THE authorities that govern the use of technology in Pakistan seem to be on a moral crusade of late. The intentions were apparent earlier this year when the Citizen Protection Rules were announced. Although the fate of these Rules is still unclear, regulation of online content is becoming increasingly draconian under the sanction of the Prevention of Electronic Crimes Act (Peca) 2016. The internet regulation model Pakistan is currently following will prove to be damaging not just for us — the users — but also for tech firms and the digital ecosystem at large.
‘Web 2.0’ is the term used to describe the internet as we know it today: an interactive virtual world which empowers users to access more information than ever before and crea Fake news, te their own content, giving a new life to the ideas of freedom of speech and expression, right of access to information, and democratic participation.
Regulation of Web 2.0 is a unique challenge and our understanding of how to regulate it is continuously evolving. Regulatory challenges vis-à-vis social media platforms include curbing anti-competitive practices and ensuring a level playing field for new entrants, data protection, blocking fake news and removing illegal content. On these issues, online platforms are often at odds with regulators — agile and innovative legal approaches are needed to resolve these challenges.
Social media platforms — or intermediaries — such as Facebook, Twitter and Google are often held accountable for the content generated on their platforms. Governments around the world frequently ask them to remove content deemed unlawful. Some types of content — such as videos that depict violent acts, fake news, or content that may infringe someone’s privacy — must be monitored, regulated and blocked. Social media companies employ teams that are tasked with the job of scouring these platforms for such content and diligently removing it.

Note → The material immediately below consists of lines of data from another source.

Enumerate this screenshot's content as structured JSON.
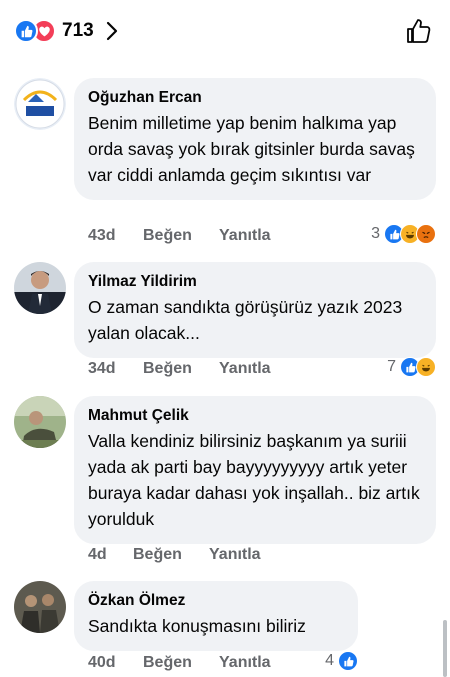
{
  "reactions_bar": {
    "count": "713",
    "icons": [
      "like-icon",
      "love-icon"
    ]
  },
  "comments": [
    {
      "author": "Oğuzhan Ercan",
      "text": "Benim milletime yap benim halkıma yap orda savaş yok bırak gitsinler burda savaş var ciddi anlamda geçim sıkıntısı var",
      "time": "43d",
      "like_label": "Beğen",
      "reply_label": "Yanıtla",
      "reaction_count": "3",
      "reactions": [
        "like-icon",
        "haha-icon",
        "angry-icon"
      ],
      "avatar_logo_text": "ERCAN EĞİTİM KURUMLARI"
    },
    {
      "author": "Yilmaz Yildirim",
      "text": "O zaman sandıkta görüşürüz yazık 2023 yalan olacak...",
      "time": "34d",
      "like_label": "Beğen",
      "reply_label": "Yanıtla",
      "reaction_count": "7",
      "reactions": [
        "like-icon",
        "haha-icon"
      ]
    },
    {
      "author": "Mahmut Çelik",
      "text": "Valla kendiniz bilirsiniz başkanım ya suriii yada ak parti bay bayyyyyyyyy artık yeter buraya kadar dahası yok inşallah.. biz artık yorulduk",
      "time": "4d",
      "like_label": "Beğen",
      "reply_label": "Yanıtla",
      "reaction_count": "",
      "reactions": []
    },
    {
      "author": "Özkan Ölmez",
      "text": "Sandıkta konuşmasını biliriz",
      "time": "40d",
      "like_label": "Beğen",
      "reply_label": "Yanıtla",
      "reaction_count": "4",
      "reactions": [
        "like-icon"
      ]
    }
  ],
  "colors": {
    "like_blue": "#1877f2",
    "love_red": "#f33e58",
    "haha_yellow": "#f7b125",
    "angry_orange": "#e9710f",
    "bubble_bg": "#f0f2f5",
    "meta_gray": "#65676b"
  }
}
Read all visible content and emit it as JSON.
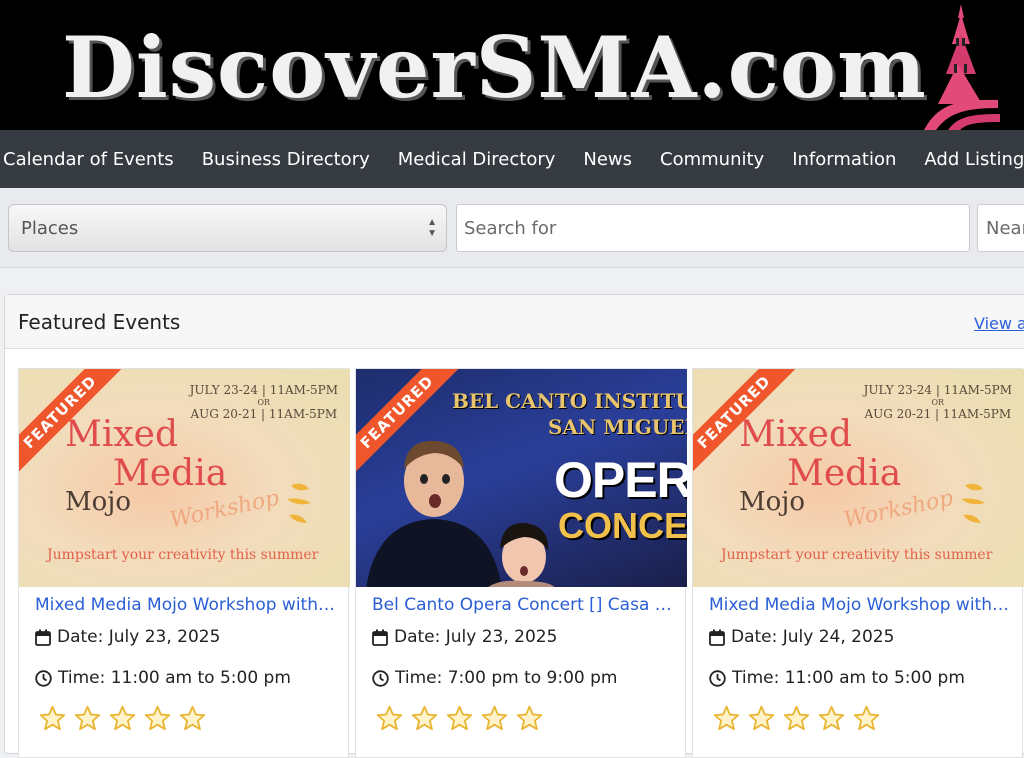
{
  "site": {
    "logo_text": "DiscoverSMA.com"
  },
  "nav": {
    "items": [
      "Calendar of Events",
      "Business Directory",
      "Medical Directory",
      "News",
      "Community",
      "Information",
      "Add Listing"
    ]
  },
  "search": {
    "places_label": "Places",
    "search_placeholder": "Search for",
    "near_placeholder": "Near"
  },
  "featured": {
    "title": "Featured Events",
    "view_all": "View a",
    "badge": "FEATURED",
    "cards": [
      {
        "title": "Mixed Media Mojo Workshop with …",
        "date": "Date: July 23, 2025",
        "time": "Time: 11:00 am to 5:00 pm",
        "stars": 5,
        "image": {
          "dates_line1": "JULY 23-24 | 11AM-5PM",
          "or": "OR",
          "dates_line2": "AUG 20-21 | 11AM-5PM",
          "mixed": "Mixed",
          "media": "Media",
          "mojo": "Mojo",
          "workshop": "Workshop",
          "tagline": "Jumpstart your creativity this summer"
        }
      },
      {
        "title": "Bel Canto Opera Concert [] Casa …",
        "date": "Date: July 23, 2025",
        "time": "Time: 7:00 pm to 9:00 pm",
        "stars": 5,
        "image": {
          "line1": "BEL CANTO INSTITUTE",
          "line2": "SAN MIGUEL",
          "opera": "OPERA",
          "concert": "CONCERT"
        }
      },
      {
        "title": "Mixed Media Mojo Workshop with …",
        "date": "Date: July 24, 2025",
        "time": "Time: 11:00 am to 5:00 pm",
        "stars": 5,
        "image": {
          "dates_line1": "JULY 23-24 | 11AM-5PM",
          "or": "OR",
          "dates_line2": "AUG 20-21 | 11AM-5PM",
          "mixed": "Mixed",
          "media": "Media",
          "mojo": "Mojo",
          "workshop": "Workshop",
          "tagline": "Jumpstart your creativity this summer"
        }
      }
    ]
  },
  "colors": {
    "nav_bg": "#353b41",
    "link": "#2a5fd6",
    "ribbon": "#f0562b",
    "star_fill": "#f4cf54"
  },
  "icons": {
    "date": "calendar-icon",
    "time": "clock-icon",
    "rating": "star-icon",
    "select": "up-down-arrows-icon"
  }
}
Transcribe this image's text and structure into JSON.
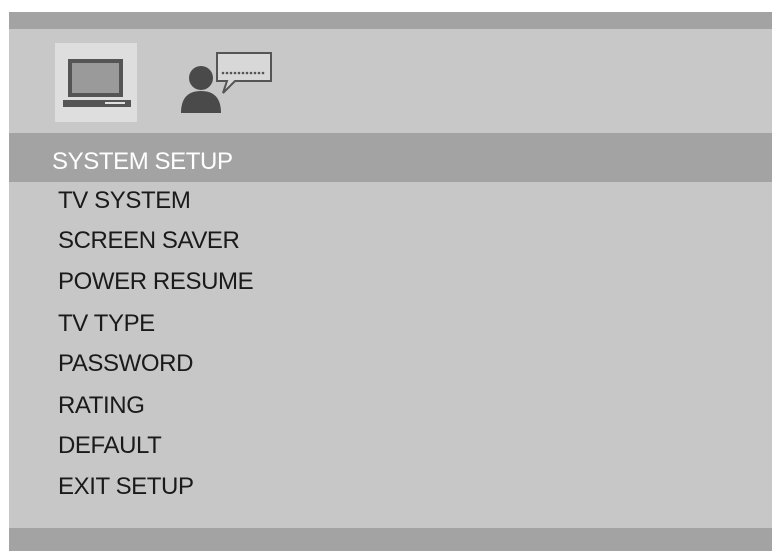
{
  "header": {
    "title": "SYSTEM SETUP"
  },
  "tabs": [
    {
      "icon": "tv-monitor-icon",
      "selected": true
    },
    {
      "icon": "user-speech-icon",
      "selected": false
    }
  ],
  "menu": {
    "items": [
      {
        "label": "TV SYSTEM"
      },
      {
        "label": "SCREEN SAVER"
      },
      {
        "label": "POWER RESUME"
      },
      {
        "label": "TV TYPE"
      },
      {
        "label": "PASSWORD"
      },
      {
        "label": "RATING"
      },
      {
        "label": "DEFAULT"
      },
      {
        "label": "EXIT SETUP"
      }
    ]
  },
  "colors": {
    "frame": "#a3a3a3",
    "panel": "#c7c7c7",
    "header_text": "#ffffff",
    "item_text": "#1a1a1a"
  }
}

Beyond such obvious cases of unlawful content, there are grey areas. Where authorities may view a social media post to be against the “integrity, security or defence of Pakistan”, the user may view it to be an opinion and her right to post it integral to the idea of freedom of speech. How should the intermediary respond to the request for removal of such content?
Should the intermediary bend to the murky legal requirements, no matter how flawed, or should it uphold the spirit of Web 2.0 and of Article 19 of the UN’s Universal Declaration of Human Rights, “Everyone has the right to freedom of opinion and expression; the right includes freedom to hold opinions without interference and to seek, receive and impart information and ideas through any media regardless of frontiers”. The latter may result in all-out bans of the platforms as has happened in countries such as Pakistan and China.

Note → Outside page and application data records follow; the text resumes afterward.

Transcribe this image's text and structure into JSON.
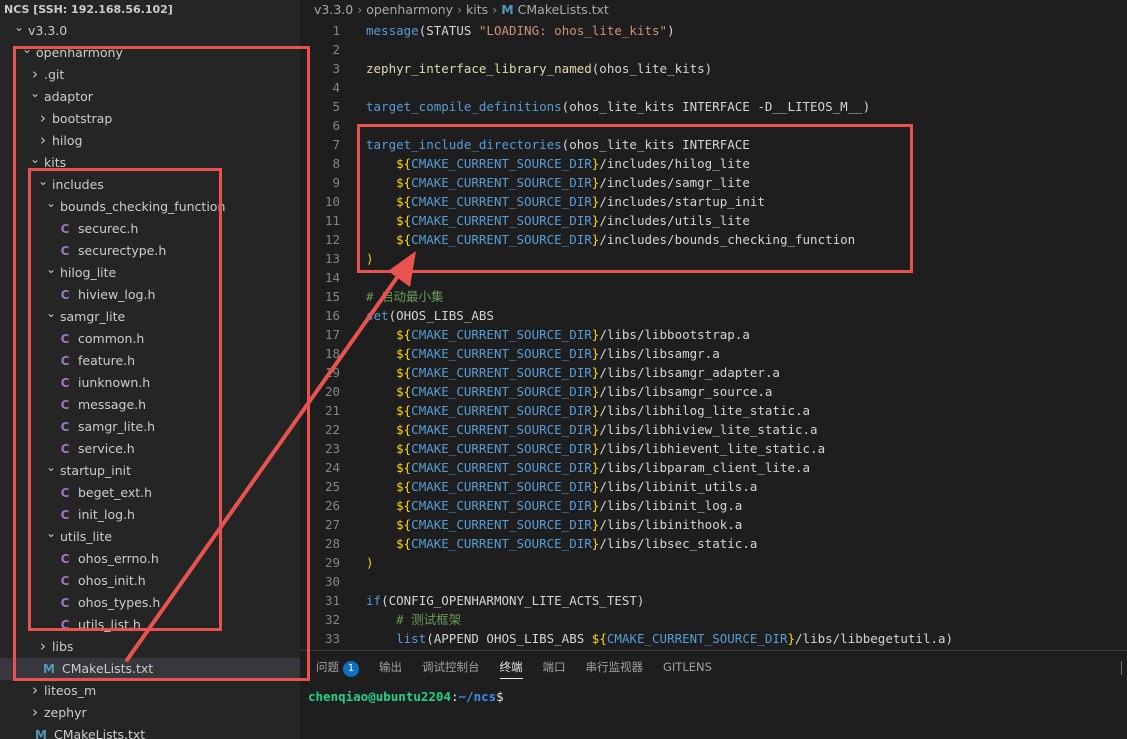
{
  "window": {
    "title": "NCS [SSH: 192.168.56.102]"
  },
  "explorer": {
    "items": [
      {
        "label": "v3.3.0",
        "depth": 0,
        "kind": "folder",
        "open": true
      },
      {
        "label": "openharmony",
        "depth": 1,
        "kind": "folder",
        "open": true
      },
      {
        "label": ".git",
        "depth": 2,
        "kind": "folder",
        "open": false
      },
      {
        "label": "adaptor",
        "depth": 2,
        "kind": "folder",
        "open": true
      },
      {
        "label": "bootstrap",
        "depth": 3,
        "kind": "folder",
        "open": false
      },
      {
        "label": "hilog",
        "depth": 3,
        "kind": "folder",
        "open": false
      },
      {
        "label": "kits",
        "depth": 2,
        "kind": "folder",
        "open": true
      },
      {
        "label": "includes",
        "depth": 3,
        "kind": "folder",
        "open": true
      },
      {
        "label": "bounds_checking_function",
        "depth": 4,
        "kind": "folder",
        "open": true
      },
      {
        "label": "securec.h",
        "depth": 5,
        "kind": "c"
      },
      {
        "label": "securectype.h",
        "depth": 5,
        "kind": "c"
      },
      {
        "label": "hilog_lite",
        "depth": 4,
        "kind": "folder",
        "open": true
      },
      {
        "label": "hiview_log.h",
        "depth": 5,
        "kind": "c"
      },
      {
        "label": "samgr_lite",
        "depth": 4,
        "kind": "folder",
        "open": true
      },
      {
        "label": "common.h",
        "depth": 5,
        "kind": "c"
      },
      {
        "label": "feature.h",
        "depth": 5,
        "kind": "c"
      },
      {
        "label": "iunknown.h",
        "depth": 5,
        "kind": "c"
      },
      {
        "label": "message.h",
        "depth": 5,
        "kind": "c"
      },
      {
        "label": "samgr_lite.h",
        "depth": 5,
        "kind": "c"
      },
      {
        "label": "service.h",
        "depth": 5,
        "kind": "c"
      },
      {
        "label": "startup_init",
        "depth": 4,
        "kind": "folder",
        "open": true
      },
      {
        "label": "beget_ext.h",
        "depth": 5,
        "kind": "c"
      },
      {
        "label": "init_log.h",
        "depth": 5,
        "kind": "c"
      },
      {
        "label": "utils_lite",
        "depth": 4,
        "kind": "folder",
        "open": true
      },
      {
        "label": "ohos_errno.h",
        "depth": 5,
        "kind": "c"
      },
      {
        "label": "ohos_init.h",
        "depth": 5,
        "kind": "c"
      },
      {
        "label": "ohos_types.h",
        "depth": 5,
        "kind": "c"
      },
      {
        "label": "utils_list.h",
        "depth": 5,
        "kind": "c"
      },
      {
        "label": "libs",
        "depth": 3,
        "kind": "folder",
        "open": false
      },
      {
        "label": "CMakeLists.txt",
        "depth": 3,
        "kind": "m",
        "selected": true
      },
      {
        "label": "liteos_m",
        "depth": 2,
        "kind": "folder",
        "open": false
      },
      {
        "label": "zephyr",
        "depth": 2,
        "kind": "folder",
        "open": false
      },
      {
        "label": "CMakeLists.txt",
        "depth": 2,
        "kind": "m"
      }
    ]
  },
  "breadcrumb": [
    "v3.3.0",
    "openharmony",
    "kits",
    "CMakeLists.txt"
  ],
  "editor": {
    "lines": [
      {
        "n": "1",
        "tokens": [
          [
            "fn",
            "message"
          ],
          [
            "txt",
            "(STATUS "
          ],
          [
            "str",
            "\"LOADING: ohos_lite_kits\""
          ],
          [
            "txt",
            ")"
          ]
        ]
      },
      {
        "n": "2",
        "tokens": []
      },
      {
        "n": "3",
        "tokens": [
          [
            "fy",
            "zephyr_interface_library_named"
          ],
          [
            "txt",
            "(ohos_lite_kits)"
          ]
        ]
      },
      {
        "n": "4",
        "tokens": []
      },
      {
        "n": "5",
        "tokens": [
          [
            "fn",
            "target_compile_definitions"
          ],
          [
            "txt",
            "(ohos_lite_kits INTERFACE -D__LITEOS_M__)"
          ]
        ]
      },
      {
        "n": "6",
        "tokens": []
      },
      {
        "n": "7",
        "tokens": [
          [
            "fn",
            "target_include_directories"
          ],
          [
            "txt",
            "(ohos_lite_kits INTERFACE"
          ]
        ]
      },
      {
        "n": "8",
        "tokens": [
          [
            "txt",
            "    "
          ],
          [
            "br",
            "${"
          ],
          [
            "var",
            "CMAKE_CURRENT_SOURCE_DIR"
          ],
          [
            "br",
            "}"
          ],
          [
            "txt",
            "/includes/hilog_lite"
          ]
        ]
      },
      {
        "n": "9",
        "tokens": [
          [
            "txt",
            "    "
          ],
          [
            "br",
            "${"
          ],
          [
            "var",
            "CMAKE_CURRENT_SOURCE_DIR"
          ],
          [
            "br",
            "}"
          ],
          [
            "txt",
            "/includes/samgr_lite"
          ]
        ]
      },
      {
        "n": "10",
        "tokens": [
          [
            "txt",
            "    "
          ],
          [
            "br",
            "${"
          ],
          [
            "var",
            "CMAKE_CURRENT_SOURCE_DIR"
          ],
          [
            "br",
            "}"
          ],
          [
            "txt",
            "/includes/startup_init"
          ]
        ]
      },
      {
        "n": "11",
        "tokens": [
          [
            "txt",
            "    "
          ],
          [
            "br",
            "${"
          ],
          [
            "var",
            "CMAKE_CURRENT_SOURCE_DIR"
          ],
          [
            "br",
            "}"
          ],
          [
            "txt",
            "/includes/utils_lite"
          ]
        ]
      },
      {
        "n": "12",
        "tokens": [
          [
            "txt",
            "    "
          ],
          [
            "br",
            "${"
          ],
          [
            "var",
            "CMAKE_CURRENT_SOURCE_DIR"
          ],
          [
            "br",
            "}"
          ],
          [
            "txt",
            "/includes/bounds_checking_function"
          ]
        ]
      },
      {
        "n": "13",
        "tokens": [
          [
            "br",
            ")"
          ]
        ]
      },
      {
        "n": "14",
        "tokens": []
      },
      {
        "n": "15",
        "tokens": [
          [
            "cm",
            "# 启动最小集"
          ]
        ]
      },
      {
        "n": "16",
        "tokens": [
          [
            "kw",
            "set"
          ],
          [
            "txt",
            "(OHOS_LIBS_ABS"
          ]
        ]
      },
      {
        "n": "17",
        "tokens": [
          [
            "txt",
            "    "
          ],
          [
            "br",
            "${"
          ],
          [
            "var",
            "CMAKE_CURRENT_SOURCE_DIR"
          ],
          [
            "br",
            "}"
          ],
          [
            "txt",
            "/libs/libbootstrap.a"
          ]
        ]
      },
      {
        "n": "18",
        "tokens": [
          [
            "txt",
            "    "
          ],
          [
            "br",
            "${"
          ],
          [
            "var",
            "CMAKE_CURRENT_SOURCE_DIR"
          ],
          [
            "br",
            "}"
          ],
          [
            "txt",
            "/libs/libsamgr.a"
          ]
        ]
      },
      {
        "n": "19",
        "tokens": [
          [
            "txt",
            "    "
          ],
          [
            "br",
            "${"
          ],
          [
            "var",
            "CMAKE_CURRENT_SOURCE_DIR"
          ],
          [
            "br",
            "}"
          ],
          [
            "txt",
            "/libs/libsamgr_adapter.a"
          ]
        ]
      },
      {
        "n": "20",
        "tokens": [
          [
            "txt",
            "    "
          ],
          [
            "br",
            "${"
          ],
          [
            "var",
            "CMAKE_CURRENT_SOURCE_DIR"
          ],
          [
            "br",
            "}"
          ],
          [
            "txt",
            "/libs/libsamgr_source.a"
          ]
        ]
      },
      {
        "n": "21",
        "tokens": [
          [
            "txt",
            "    "
          ],
          [
            "br",
            "${"
          ],
          [
            "var",
            "CMAKE_CURRENT_SOURCE_DIR"
          ],
          [
            "br",
            "}"
          ],
          [
            "txt",
            "/libs/libhilog_lite_static.a"
          ]
        ]
      },
      {
        "n": "22",
        "tokens": [
          [
            "txt",
            "    "
          ],
          [
            "br",
            "${"
          ],
          [
            "var",
            "CMAKE_CURRENT_SOURCE_DIR"
          ],
          [
            "br",
            "}"
          ],
          [
            "txt",
            "/libs/libhiview_lite_static.a"
          ]
        ]
      },
      {
        "n": "23",
        "tokens": [
          [
            "txt",
            "    "
          ],
          [
            "br",
            "${"
          ],
          [
            "var",
            "CMAKE_CURRENT_SOURCE_DIR"
          ],
          [
            "br",
            "}"
          ],
          [
            "txt",
            "/libs/libhievent_lite_static.a"
          ]
        ]
      },
      {
        "n": "24",
        "tokens": [
          [
            "txt",
            "    "
          ],
          [
            "br",
            "${"
          ],
          [
            "var",
            "CMAKE_CURRENT_SOURCE_DIR"
          ],
          [
            "br",
            "}"
          ],
          [
            "txt",
            "/libs/libparam_client_lite.a"
          ]
        ]
      },
      {
        "n": "25",
        "tokens": [
          [
            "txt",
            "    "
          ],
          [
            "br",
            "${"
          ],
          [
            "var",
            "CMAKE_CURRENT_SOURCE_DIR"
          ],
          [
            "br",
            "}"
          ],
          [
            "txt",
            "/libs/libinit_utils.a"
          ]
        ]
      },
      {
        "n": "26",
        "tokens": [
          [
            "txt",
            "    "
          ],
          [
            "br",
            "${"
          ],
          [
            "var",
            "CMAKE_CURRENT_SOURCE_DIR"
          ],
          [
            "br",
            "}"
          ],
          [
            "txt",
            "/libs/libinit_log.a"
          ]
        ]
      },
      {
        "n": "27",
        "tokens": [
          [
            "txt",
            "    "
          ],
          [
            "br",
            "${"
          ],
          [
            "var",
            "CMAKE_CURRENT_SOURCE_DIR"
          ],
          [
            "br",
            "}"
          ],
          [
            "txt",
            "/libs/libinithook.a"
          ]
        ]
      },
      {
        "n": "28",
        "tokens": [
          [
            "txt",
            "    "
          ],
          [
            "br",
            "${"
          ],
          [
            "var",
            "CMAKE_CURRENT_SOURCE_DIR"
          ],
          [
            "br",
            "}"
          ],
          [
            "txt",
            "/libs/libsec_static.a"
          ]
        ]
      },
      {
        "n": "29",
        "tokens": [
          [
            "br",
            ")"
          ]
        ]
      },
      {
        "n": "30",
        "tokens": []
      },
      {
        "n": "31",
        "tokens": [
          [
            "kw",
            "if"
          ],
          [
            "txt",
            "(CONFIG_OPENHARMONY_LITE_ACTS_TEST)"
          ]
        ]
      },
      {
        "n": "32",
        "tokens": [
          [
            "txt",
            "    "
          ],
          [
            "cm",
            "# 测试框架"
          ]
        ]
      },
      {
        "n": "33",
        "tokens": [
          [
            "txt",
            "    "
          ],
          [
            "kw",
            "list"
          ],
          [
            "txt",
            "(APPEND OHOS_LIBS_ABS "
          ],
          [
            "br",
            "${"
          ],
          [
            "var",
            "CMAKE_CURRENT_SOURCE_DIR"
          ],
          [
            "br",
            "}"
          ],
          [
            "txt",
            "/libs/libbegetutil.a)"
          ]
        ]
      }
    ]
  },
  "panel": {
    "tabs": [
      {
        "label": "问题",
        "badge": "1"
      },
      {
        "label": "输出"
      },
      {
        "label": "调试控制台"
      },
      {
        "label": "终端",
        "active": true
      },
      {
        "label": "端口"
      },
      {
        "label": "串行监视器"
      },
      {
        "label": "GITLENS"
      }
    ],
    "terminal": {
      "user": "chenqiao@ubuntu2204",
      "sep": ":",
      "path": "~/ncs",
      "prompt": "$"
    }
  },
  "colors": {
    "annotation": "#e8534f",
    "accent": "#0e70c0"
  }
}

Central to this issue is the debate around intermediary liability regimes. Should online platforms be held liable for third-party content? In assessing the costs and benefits we can define three stakeholders: the government, the intermediary, and the users. An intermediary liability regime works well for authoritarian governments — it is easy to regulate content on platforms when you can hold the platform liable for everything posted on it.
For the intermediary, such a regime imposes unsustainable operational costs. According to the Citizen Protection rules, intermediaries would be required to open an office in Pakistan and appoint a focal person to liaise with the regulators. They would also be held responsible for all content posted on it to comply with Section 37 of Peca — regardless of any other standards or rules the company upholds — and shall act to remove within 24 hours any content deemed to be in violation of Pakistani law.
It would be cumbersome to monitor every post to ensure it is in compliance with ambiguous regulations — depending on who is interpreting it, any content may be deemed illegal. In fact, Peca is designed to do just that: leave a massive grey area allowing action against anything deemed to be against “the glory of Islam or the integrity, security or defence of Pakistan public order, decency or morality”.
Moreover, the number of requests to take down content and to hand over user information would render social media platforms useless and the requirement to abide by Pakistani law regardless of any other community standards or guidelines would defeat the purpose of such a platform.
Next, consider the users. In a recent article on the Single National Curriculum, Dr Faisal Bari wrote: “The state has always had a deep interest in managing the national narrative. This has usually been done by using religion and nationalism to suppress alternative voices. … If they do not fit the religious/nationalistic frame that has been forged by some elements of the state in Pakistan, they would be rejected. And education has been a battlefield for this rejection.”
Along with education, Web 2.0 is the new battlefield where alternative voices must be suppressed to maintain the national narrative. Web 2.0 puts power in the hands of the user — power to voice opinions, expose truths, access unfiltered information. This is perhaps one of the greatest threats to the national narrative. When intermediaries are required to remove content, it is the users who suffer as freedom of speech and access to information are diluted.
The question of how to regulate social media platforms and what online content is permissible are not easy to answer. What is clear is that blanket bans, threats and censorship are not the right path. Intrinsic to the idea of Web 2.0 is decentralisation and democratic participation — trying to divorce these ideals from the medium will be a great disservice to the people of Pakistan who deserve to benefit from and be empowered by new technologies.
email: firstname.lastname@example.orgAnum Malkani, "Policing online forums," Dawn. 2020-09-14.
Keywords: Social sciences , Social issues , Fake news , Social media , Pakistani law , Religion , Crimes , Violence , Dr Faisal Bari , Pakistan , China